Study results published in the Journal of the American Academy of Dermatology suggest a family history of acne and various lifestyle factors are associated with adult acne in women.
Researchers measured factors associated with adult female acne in 248 women aged 25 years or older and 270 female controls who were a mean age of 36.4 years old. The control group was diagnosed with undisclosed conditions other than acne. Among the patients with acne, 50.2% had moderate acne, 42% had mild acne and 7.8% had severe acne.
Multivariate analysis indicated a significant association between adult female acne and a history of acne in parents or siblings.
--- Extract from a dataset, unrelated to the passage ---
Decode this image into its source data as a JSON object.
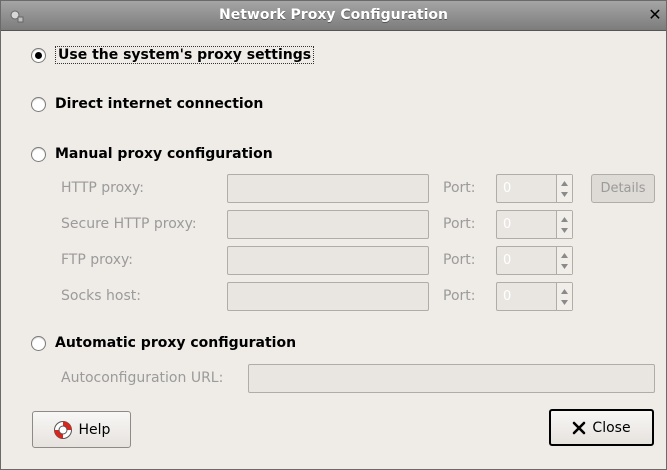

Other factors associated with adult female acne included history of acne during adolescence, being an office worker compared with being unemployed or a housewife, having no previous pregnancies, having hirsutism, having a high or very high level of reported psychological stress during the previous month and a low intake of fruits of vegetables.
“We did not establish an onset date for acne, and our associations may not reflect a causative role but may, at least in part, reflect shared risk factors or consequences of established acne,” the researcher wrote. “Lifestyle factors may play an important role for acne development in adulthood, but their role should be further assessed in prospective studies.”